→ MATERIAL SUPPLIED

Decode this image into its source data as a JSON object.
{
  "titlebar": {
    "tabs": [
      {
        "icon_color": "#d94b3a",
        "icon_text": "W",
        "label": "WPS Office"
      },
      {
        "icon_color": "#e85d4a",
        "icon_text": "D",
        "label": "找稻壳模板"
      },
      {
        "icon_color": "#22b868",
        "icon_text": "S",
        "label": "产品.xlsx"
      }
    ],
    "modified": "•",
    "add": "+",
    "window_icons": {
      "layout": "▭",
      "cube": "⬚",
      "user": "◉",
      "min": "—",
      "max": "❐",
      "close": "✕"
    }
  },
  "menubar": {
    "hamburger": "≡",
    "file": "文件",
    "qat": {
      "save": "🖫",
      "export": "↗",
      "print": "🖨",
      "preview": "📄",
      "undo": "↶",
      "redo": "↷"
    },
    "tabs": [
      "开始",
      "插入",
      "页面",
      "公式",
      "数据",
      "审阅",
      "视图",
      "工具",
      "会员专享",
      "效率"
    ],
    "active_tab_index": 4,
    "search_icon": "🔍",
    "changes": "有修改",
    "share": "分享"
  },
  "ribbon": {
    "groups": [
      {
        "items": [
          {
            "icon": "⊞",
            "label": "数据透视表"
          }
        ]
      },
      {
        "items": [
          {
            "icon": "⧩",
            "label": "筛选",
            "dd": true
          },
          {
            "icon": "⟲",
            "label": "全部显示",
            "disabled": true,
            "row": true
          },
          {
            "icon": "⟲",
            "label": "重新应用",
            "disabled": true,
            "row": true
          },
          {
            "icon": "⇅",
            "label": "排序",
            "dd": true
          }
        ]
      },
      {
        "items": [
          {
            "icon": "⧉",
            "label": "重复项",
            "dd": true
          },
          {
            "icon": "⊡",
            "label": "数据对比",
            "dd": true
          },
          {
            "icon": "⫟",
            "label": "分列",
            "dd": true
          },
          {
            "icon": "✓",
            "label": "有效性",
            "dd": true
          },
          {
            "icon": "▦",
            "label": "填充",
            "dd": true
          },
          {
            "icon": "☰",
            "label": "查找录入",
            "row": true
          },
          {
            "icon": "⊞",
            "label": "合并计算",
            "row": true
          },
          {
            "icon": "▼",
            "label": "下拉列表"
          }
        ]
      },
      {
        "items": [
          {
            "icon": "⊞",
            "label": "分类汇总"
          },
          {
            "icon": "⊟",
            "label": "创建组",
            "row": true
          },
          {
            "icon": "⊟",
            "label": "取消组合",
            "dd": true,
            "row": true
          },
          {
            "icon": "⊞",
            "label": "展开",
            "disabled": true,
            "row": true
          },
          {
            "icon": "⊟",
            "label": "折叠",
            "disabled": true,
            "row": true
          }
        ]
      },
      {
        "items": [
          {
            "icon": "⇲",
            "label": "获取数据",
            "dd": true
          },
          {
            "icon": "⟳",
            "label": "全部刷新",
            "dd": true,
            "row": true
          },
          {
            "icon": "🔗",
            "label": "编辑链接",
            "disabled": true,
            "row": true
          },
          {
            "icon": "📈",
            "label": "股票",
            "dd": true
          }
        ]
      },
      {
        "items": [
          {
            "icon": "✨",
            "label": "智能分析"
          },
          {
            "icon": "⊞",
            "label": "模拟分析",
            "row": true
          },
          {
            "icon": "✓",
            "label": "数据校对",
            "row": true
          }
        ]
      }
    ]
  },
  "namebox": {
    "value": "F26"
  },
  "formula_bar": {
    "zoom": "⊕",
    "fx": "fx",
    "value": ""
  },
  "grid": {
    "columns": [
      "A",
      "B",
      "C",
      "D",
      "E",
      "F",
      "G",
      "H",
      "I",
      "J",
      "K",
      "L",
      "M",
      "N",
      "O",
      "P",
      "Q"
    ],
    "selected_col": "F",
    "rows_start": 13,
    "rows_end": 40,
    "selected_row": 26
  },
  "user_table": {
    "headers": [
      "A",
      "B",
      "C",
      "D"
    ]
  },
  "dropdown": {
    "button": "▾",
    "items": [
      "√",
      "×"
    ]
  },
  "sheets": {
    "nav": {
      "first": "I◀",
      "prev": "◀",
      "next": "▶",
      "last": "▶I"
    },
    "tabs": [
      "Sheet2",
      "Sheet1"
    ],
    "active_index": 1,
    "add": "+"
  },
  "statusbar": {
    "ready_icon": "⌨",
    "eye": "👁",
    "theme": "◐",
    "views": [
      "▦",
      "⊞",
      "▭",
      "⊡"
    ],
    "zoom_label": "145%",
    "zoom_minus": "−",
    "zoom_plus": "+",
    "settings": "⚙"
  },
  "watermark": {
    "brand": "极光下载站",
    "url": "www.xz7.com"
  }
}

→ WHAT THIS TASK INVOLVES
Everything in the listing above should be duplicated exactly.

→ SOLUTION TO THIS EXERCISE
Decode this image into its source data as a JSON object.
{
  "titlebar": {
    "tabs": [
      {
        "icon_color": "#d94b3a",
        "icon_text": "W",
        "label": "WPS Office"
      },
      {
        "icon_color": "#e85d4a",
        "icon_text": "D",
        "label": "找稻壳模板"
      },
      {
        "icon_color": "#22b868",
        "icon_text": "S",
        "label": "产品.xlsx"
      }
    ],
    "modified": "•",
    "add": "+",
    "window_icons": {
      "layout": "▭",
      "cube": "⬚",
      "user": "◉",
      "min": "—",
      "max": "❐",
      "close": "✕"
    }
  },
  "menubar": {
    "hamburger": "≡",
    "file": "文件",
    "qat": {
      "save": "🖫",
      "export": "↗",
      "print": "🖨",
      "preview": "📄",
      "undo": "↶",
      "redo": "↷"
    },
    "tabs": [
      "开始",
      "插入",
      "页面",
      "公式",
      "数据",
      "审阅",
      "视图",
      "工具",
      "会员专享",
      "效率"
    ],
    "active_tab_index": 4,
    "search_icon": "🔍",
    "changes": "有修改",
    "share": "分享"
  },
  "ribbon": {
    "groups": [
      {
        "items": [
          {
            "icon": "⊞",
            "label": "数据透视表"
          }
        ]
      },
      {
        "items": [
          {
            "icon": "⧩",
            "label": "筛选",
            "dd": true
          },
          {
            "icon": "⟲",
            "label": "全部显示",
            "disabled": true,
            "row": true
          },
          {
            "icon": "⟲",
            "label": "重新应用",
            "disabled": true,
            "row": true
          },
          {
            "icon": "⇅",
            "label": "排序",
            "dd": true
          }
        ]
      },
      {
        "items": [
          {
            "icon": "⧉",
            "label": "重复项",
            "dd": true
          },
          {
            "icon": "⊡",
            "label": "数据对比",
            "dd": true
          },
          {
            "icon": "⫟",
            "label": "分列",
            "dd": true
          },
          {
            "icon": "✓",
            "label": "有效性",
            "dd": true
          },
          {
            "icon": "▦",
            "label": "填充",
            "dd": true
          },
          {
            "icon": "☰",
            "label": "查找录入",
            "row": true
          },
          {
            "icon": "⊞",
            "label": "合并计算",
            "row": true
          },
          {
            "icon": "▼",
            "label": "下拉列表"
          }
        ]
      },
      {
        "items": [
          {
            "icon": "⊞",
            "label": "分类汇总"
          },
          {
            "icon": "⊟",
            "label": "创建组",
            "row": true
          },
          {
            "icon": "⊟",
            "label": "取消组合",
            "dd": true,
            "row": true
          },
          {
            "icon": "⊞",
            "label": "展开",
            "disabled": true,
            "row": true
          },
          {
            "icon": "⊟",
            "label": "折叠",
            "disabled": true,
            "row": true
          }
        ]
      },
      {
        "items": [
          {
            "icon": "⇲",
            "label": "获取数据",
            "dd": true
          },
          {
            "icon": "⟳",
            "label": "全部刷新",
            "dd": true,
            "row": true
          },
          {
            "icon": "🔗",
            "label": "编辑链接",
            "disabled": true,
            "row": true
          },
          {
            "icon": "📈",
            "label": "股票",
            "dd": true
          }
        ]
      },
      {
        "items": [
          {
            "icon": "✨",
            "label": "智能分析"
          },
          {
            "icon": "⊞",
            "label": "模拟分析",
            "row": true
          },
          {
            "icon": "✓",
            "label": "数据校对",
            "row": true
          }
        ]
      }
    ]
  },
  "namebox": {
    "value": "F26"
  },
  "formula_bar": {
    "zoom": "⊕",
    "fx": "fx",
    "value": ""
  },
  "grid": {
    "columns": [
      "A",
      "B",
      "C",
      "D",
      "E",
      "F",
      "G",
      "H",
      "I",
      "J",
      "K",
      "L",
      "M",
      "N",
      "O",
      "P",
      "Q"
    ],
    "selected_col": "F",
    "rows_start": 13,
    "rows_end": 40,
    "selected_row": 26
  },
  "user_table": {
    "headers": [
      "A",
      "B",
      "C",
      "D"
    ]
  },
  "dropdown": {
    "button": "▾",
    "items": [
      "√",
      "×"
    ]
  },
  "sheets": {
    "nav": {
      "first": "I◀",
      "prev": "◀",
      "next": "▶",
      "last": "▶I"
    },
    "tabs": [
      "Sheet2",
      "Sheet1"
    ],
    "active_index": 1,
    "add": "+"
  },
  "statusbar": {
    "ready_icon": "⌨",
    "eye": "👁",
    "theme": "◐",
    "views": [
      "▦",
      "⊞",
      "▭",
      "⊡"
    ],
    "zoom_label": "145%",
    "zoom_minus": "−",
    "zoom_plus": "+",
    "settings": "⚙"
  },
  "watermark": {
    "brand": "极光下载站",
    "url": "www.xz7.com"
  }
}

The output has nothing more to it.